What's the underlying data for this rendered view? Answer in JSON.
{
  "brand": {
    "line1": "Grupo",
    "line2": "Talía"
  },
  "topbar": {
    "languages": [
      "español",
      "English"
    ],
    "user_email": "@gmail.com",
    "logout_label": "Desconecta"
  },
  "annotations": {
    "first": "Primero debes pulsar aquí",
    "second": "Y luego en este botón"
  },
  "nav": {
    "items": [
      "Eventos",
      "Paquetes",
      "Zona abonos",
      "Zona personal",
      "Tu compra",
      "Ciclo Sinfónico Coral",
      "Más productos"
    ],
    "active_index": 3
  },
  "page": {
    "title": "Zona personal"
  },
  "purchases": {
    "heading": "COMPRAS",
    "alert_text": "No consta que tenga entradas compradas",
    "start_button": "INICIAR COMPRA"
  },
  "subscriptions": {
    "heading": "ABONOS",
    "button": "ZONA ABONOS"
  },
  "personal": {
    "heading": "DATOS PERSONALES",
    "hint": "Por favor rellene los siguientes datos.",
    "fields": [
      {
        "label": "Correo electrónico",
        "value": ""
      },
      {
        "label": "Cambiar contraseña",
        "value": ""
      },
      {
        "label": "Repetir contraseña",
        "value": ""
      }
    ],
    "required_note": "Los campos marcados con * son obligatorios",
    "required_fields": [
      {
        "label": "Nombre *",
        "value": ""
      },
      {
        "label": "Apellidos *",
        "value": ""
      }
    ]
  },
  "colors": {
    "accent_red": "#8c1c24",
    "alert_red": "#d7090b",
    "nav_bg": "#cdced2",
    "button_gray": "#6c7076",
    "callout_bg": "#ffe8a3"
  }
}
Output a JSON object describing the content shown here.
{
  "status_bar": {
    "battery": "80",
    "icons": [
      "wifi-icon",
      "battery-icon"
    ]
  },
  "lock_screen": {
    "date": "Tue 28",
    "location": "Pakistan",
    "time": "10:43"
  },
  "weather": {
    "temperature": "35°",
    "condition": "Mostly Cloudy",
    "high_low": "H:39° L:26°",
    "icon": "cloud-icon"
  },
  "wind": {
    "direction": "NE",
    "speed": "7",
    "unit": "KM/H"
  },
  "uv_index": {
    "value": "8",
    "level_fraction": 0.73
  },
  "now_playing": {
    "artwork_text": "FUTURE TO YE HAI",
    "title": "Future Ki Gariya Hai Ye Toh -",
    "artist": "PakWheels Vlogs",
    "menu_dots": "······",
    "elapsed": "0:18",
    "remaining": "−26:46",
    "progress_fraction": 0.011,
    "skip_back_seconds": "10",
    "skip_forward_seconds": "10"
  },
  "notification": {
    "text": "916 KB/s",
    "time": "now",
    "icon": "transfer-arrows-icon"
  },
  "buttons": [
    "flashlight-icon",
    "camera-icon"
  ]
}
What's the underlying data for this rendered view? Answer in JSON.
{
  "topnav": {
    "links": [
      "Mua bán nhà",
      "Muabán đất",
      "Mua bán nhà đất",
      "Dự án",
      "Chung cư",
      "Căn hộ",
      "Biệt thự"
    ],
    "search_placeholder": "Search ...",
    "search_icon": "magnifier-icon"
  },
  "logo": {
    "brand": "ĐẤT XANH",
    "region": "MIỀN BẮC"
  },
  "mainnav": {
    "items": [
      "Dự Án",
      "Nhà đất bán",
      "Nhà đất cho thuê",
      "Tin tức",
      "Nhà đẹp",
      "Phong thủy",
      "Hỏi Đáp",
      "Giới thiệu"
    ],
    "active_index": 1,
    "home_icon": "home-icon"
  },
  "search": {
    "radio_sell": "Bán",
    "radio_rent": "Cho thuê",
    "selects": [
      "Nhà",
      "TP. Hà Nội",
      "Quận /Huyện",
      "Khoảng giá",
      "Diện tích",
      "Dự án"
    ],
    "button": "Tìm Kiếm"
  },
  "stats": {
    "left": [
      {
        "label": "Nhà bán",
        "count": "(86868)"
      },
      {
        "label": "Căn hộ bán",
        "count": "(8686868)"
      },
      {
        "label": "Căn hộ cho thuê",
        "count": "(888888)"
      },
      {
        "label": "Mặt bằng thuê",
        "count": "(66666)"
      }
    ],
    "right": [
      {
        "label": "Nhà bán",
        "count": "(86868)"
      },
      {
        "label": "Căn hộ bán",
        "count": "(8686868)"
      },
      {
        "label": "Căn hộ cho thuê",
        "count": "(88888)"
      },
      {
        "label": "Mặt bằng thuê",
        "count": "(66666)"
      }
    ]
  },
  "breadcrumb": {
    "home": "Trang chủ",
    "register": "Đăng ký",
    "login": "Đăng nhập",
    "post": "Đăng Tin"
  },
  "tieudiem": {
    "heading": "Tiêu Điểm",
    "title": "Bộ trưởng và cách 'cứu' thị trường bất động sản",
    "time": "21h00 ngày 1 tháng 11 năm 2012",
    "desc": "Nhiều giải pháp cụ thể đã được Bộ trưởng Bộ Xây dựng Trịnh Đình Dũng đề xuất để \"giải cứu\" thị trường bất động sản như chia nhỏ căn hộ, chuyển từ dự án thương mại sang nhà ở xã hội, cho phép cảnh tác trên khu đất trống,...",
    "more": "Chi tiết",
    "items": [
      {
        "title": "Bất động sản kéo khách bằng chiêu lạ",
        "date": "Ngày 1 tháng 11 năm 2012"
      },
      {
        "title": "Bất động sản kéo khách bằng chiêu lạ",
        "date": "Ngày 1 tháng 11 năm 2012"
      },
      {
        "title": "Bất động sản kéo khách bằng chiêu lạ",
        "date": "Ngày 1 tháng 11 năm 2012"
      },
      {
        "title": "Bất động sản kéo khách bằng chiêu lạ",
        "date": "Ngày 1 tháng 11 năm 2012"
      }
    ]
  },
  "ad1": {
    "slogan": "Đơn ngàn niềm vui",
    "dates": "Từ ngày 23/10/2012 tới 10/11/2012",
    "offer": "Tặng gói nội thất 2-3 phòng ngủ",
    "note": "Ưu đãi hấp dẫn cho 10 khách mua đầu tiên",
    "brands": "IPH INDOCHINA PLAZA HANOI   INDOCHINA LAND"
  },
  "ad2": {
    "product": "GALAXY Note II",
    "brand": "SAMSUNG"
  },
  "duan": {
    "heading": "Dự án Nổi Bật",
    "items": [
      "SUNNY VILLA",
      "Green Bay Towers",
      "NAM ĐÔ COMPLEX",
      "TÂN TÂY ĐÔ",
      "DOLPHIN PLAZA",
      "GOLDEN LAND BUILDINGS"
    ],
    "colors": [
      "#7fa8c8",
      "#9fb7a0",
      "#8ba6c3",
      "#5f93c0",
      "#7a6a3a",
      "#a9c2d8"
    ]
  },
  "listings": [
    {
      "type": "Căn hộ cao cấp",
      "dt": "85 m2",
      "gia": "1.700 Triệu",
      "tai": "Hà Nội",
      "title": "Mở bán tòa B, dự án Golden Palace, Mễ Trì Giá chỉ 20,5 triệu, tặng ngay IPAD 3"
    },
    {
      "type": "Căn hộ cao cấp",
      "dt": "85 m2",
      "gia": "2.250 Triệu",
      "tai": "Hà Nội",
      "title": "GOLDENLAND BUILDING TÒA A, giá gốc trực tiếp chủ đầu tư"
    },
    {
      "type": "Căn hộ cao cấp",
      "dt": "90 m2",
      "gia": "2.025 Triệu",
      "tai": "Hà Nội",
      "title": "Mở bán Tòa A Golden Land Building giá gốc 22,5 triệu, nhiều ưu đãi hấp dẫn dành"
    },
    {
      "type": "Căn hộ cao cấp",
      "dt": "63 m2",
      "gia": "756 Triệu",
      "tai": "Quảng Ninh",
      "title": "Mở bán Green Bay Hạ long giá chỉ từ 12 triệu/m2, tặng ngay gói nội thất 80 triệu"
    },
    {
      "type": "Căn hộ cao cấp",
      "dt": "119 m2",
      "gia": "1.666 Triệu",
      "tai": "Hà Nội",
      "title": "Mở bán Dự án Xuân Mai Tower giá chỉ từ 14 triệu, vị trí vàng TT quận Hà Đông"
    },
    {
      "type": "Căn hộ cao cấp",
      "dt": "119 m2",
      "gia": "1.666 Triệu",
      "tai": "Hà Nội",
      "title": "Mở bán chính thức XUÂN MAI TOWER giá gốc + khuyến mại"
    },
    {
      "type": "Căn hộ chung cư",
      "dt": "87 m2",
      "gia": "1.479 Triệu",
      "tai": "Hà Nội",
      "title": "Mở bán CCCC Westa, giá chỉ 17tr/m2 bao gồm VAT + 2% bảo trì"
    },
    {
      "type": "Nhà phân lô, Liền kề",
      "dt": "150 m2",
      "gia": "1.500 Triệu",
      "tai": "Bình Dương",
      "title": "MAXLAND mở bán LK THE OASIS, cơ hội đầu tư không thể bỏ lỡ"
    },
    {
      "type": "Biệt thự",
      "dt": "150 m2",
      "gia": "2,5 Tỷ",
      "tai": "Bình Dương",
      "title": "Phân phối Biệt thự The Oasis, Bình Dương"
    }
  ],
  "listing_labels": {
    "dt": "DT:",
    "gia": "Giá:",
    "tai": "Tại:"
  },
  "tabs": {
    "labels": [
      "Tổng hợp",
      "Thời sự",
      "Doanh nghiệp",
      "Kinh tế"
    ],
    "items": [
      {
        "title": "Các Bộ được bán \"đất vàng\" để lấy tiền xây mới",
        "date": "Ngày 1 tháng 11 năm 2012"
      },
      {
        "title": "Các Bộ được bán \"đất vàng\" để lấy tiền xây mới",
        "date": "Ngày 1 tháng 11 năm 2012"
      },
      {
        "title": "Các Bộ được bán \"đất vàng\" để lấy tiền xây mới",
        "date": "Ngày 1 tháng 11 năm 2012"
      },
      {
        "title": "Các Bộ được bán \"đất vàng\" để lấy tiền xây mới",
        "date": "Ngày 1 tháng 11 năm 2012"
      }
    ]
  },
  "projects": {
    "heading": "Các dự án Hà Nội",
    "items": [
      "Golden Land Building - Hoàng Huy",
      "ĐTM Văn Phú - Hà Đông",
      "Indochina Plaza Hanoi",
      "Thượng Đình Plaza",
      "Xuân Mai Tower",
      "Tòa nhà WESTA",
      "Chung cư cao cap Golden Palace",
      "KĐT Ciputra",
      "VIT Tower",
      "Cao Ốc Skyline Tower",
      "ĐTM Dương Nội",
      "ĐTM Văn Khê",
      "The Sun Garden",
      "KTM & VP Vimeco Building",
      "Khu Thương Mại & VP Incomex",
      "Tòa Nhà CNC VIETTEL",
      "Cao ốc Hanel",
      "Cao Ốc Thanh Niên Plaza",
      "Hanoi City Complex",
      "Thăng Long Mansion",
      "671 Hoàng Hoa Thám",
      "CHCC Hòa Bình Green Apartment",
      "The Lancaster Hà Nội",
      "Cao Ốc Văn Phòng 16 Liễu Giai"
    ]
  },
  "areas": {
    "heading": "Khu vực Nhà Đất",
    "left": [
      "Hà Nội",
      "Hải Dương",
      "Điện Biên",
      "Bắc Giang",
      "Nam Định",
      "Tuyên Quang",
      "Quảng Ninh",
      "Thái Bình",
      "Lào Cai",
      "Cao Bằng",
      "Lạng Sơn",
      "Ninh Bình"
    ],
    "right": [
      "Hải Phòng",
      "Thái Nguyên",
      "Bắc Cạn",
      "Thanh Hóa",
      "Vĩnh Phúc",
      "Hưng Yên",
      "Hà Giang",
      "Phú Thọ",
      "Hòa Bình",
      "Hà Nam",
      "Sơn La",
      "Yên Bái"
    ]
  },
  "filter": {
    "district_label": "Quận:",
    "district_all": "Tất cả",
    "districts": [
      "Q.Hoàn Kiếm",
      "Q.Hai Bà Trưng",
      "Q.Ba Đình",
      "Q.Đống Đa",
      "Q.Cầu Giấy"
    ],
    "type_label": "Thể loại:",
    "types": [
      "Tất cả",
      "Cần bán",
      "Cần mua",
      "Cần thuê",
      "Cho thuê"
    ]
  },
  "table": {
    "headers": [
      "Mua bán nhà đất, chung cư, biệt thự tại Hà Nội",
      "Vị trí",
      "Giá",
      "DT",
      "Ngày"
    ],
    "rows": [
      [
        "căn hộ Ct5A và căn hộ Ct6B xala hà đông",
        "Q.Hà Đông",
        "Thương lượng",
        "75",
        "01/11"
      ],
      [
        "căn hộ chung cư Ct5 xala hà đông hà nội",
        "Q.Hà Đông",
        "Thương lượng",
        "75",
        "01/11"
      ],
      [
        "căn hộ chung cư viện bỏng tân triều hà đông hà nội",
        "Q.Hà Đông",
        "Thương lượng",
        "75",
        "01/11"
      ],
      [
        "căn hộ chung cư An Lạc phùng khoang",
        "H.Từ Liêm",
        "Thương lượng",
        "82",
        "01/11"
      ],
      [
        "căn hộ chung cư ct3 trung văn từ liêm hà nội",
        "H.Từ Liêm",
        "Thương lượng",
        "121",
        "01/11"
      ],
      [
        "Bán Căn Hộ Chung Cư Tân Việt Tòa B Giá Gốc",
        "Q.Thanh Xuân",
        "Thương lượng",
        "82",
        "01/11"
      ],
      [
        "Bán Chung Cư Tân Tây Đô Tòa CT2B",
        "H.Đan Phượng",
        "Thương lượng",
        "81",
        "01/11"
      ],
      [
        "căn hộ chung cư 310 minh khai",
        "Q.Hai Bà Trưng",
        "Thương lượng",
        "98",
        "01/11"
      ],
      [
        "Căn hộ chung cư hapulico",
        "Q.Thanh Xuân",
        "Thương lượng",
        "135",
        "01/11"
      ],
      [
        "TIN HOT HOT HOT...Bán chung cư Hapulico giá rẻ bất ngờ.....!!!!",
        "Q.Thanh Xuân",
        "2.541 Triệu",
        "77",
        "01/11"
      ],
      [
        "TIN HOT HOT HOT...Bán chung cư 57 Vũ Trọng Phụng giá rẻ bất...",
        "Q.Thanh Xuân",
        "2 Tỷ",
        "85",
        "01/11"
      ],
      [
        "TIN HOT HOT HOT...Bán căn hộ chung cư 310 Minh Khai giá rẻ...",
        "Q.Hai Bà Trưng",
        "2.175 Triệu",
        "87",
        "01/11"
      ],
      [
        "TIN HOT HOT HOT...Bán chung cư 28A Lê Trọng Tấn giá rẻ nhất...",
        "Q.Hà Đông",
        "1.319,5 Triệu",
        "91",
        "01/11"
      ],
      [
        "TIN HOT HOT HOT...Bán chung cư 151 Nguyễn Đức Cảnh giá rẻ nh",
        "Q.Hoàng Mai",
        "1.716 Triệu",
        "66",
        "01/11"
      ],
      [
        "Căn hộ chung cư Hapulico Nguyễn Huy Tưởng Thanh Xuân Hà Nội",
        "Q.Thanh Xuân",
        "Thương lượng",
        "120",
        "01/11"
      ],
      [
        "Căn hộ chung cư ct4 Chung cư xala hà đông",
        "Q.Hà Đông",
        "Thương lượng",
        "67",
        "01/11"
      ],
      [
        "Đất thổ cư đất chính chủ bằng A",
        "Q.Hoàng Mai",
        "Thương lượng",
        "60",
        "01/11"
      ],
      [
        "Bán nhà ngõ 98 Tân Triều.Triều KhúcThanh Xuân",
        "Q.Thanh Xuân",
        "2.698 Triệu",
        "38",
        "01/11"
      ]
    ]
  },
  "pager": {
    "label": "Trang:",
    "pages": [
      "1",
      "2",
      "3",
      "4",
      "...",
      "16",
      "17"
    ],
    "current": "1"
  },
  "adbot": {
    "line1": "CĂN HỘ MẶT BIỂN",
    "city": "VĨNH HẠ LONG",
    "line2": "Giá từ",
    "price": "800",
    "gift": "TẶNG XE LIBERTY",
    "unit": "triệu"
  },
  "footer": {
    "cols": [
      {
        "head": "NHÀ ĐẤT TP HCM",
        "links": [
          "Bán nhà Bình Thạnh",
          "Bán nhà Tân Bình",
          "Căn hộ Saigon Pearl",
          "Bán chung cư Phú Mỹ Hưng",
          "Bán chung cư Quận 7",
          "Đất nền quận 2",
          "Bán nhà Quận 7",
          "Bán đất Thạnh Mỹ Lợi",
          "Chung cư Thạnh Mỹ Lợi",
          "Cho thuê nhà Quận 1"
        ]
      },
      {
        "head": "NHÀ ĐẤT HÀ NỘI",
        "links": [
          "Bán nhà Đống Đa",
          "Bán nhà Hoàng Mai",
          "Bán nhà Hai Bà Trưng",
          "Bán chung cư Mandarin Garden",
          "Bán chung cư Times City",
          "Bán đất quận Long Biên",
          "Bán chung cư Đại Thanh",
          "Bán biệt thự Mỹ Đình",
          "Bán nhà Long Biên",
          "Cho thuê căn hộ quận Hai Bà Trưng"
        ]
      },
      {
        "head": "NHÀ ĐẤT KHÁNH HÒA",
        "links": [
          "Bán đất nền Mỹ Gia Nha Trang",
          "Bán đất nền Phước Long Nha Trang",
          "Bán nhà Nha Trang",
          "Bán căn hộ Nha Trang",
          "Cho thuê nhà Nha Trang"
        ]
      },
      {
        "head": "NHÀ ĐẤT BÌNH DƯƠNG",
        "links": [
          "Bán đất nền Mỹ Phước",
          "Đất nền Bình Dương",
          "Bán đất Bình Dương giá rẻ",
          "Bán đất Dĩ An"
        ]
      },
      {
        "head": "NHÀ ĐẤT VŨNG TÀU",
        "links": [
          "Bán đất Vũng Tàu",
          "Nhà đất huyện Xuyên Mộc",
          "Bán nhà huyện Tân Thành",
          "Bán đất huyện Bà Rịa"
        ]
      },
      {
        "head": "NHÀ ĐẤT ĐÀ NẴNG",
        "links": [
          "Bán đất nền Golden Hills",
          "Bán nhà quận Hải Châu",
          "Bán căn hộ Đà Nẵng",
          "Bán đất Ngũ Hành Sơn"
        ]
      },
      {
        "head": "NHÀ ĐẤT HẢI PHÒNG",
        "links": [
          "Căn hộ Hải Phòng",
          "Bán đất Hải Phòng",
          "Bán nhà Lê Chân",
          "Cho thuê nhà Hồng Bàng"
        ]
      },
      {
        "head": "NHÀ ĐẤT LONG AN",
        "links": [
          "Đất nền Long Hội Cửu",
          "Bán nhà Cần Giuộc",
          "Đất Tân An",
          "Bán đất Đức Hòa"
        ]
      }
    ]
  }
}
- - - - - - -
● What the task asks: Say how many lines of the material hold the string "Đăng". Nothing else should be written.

● Task result: 3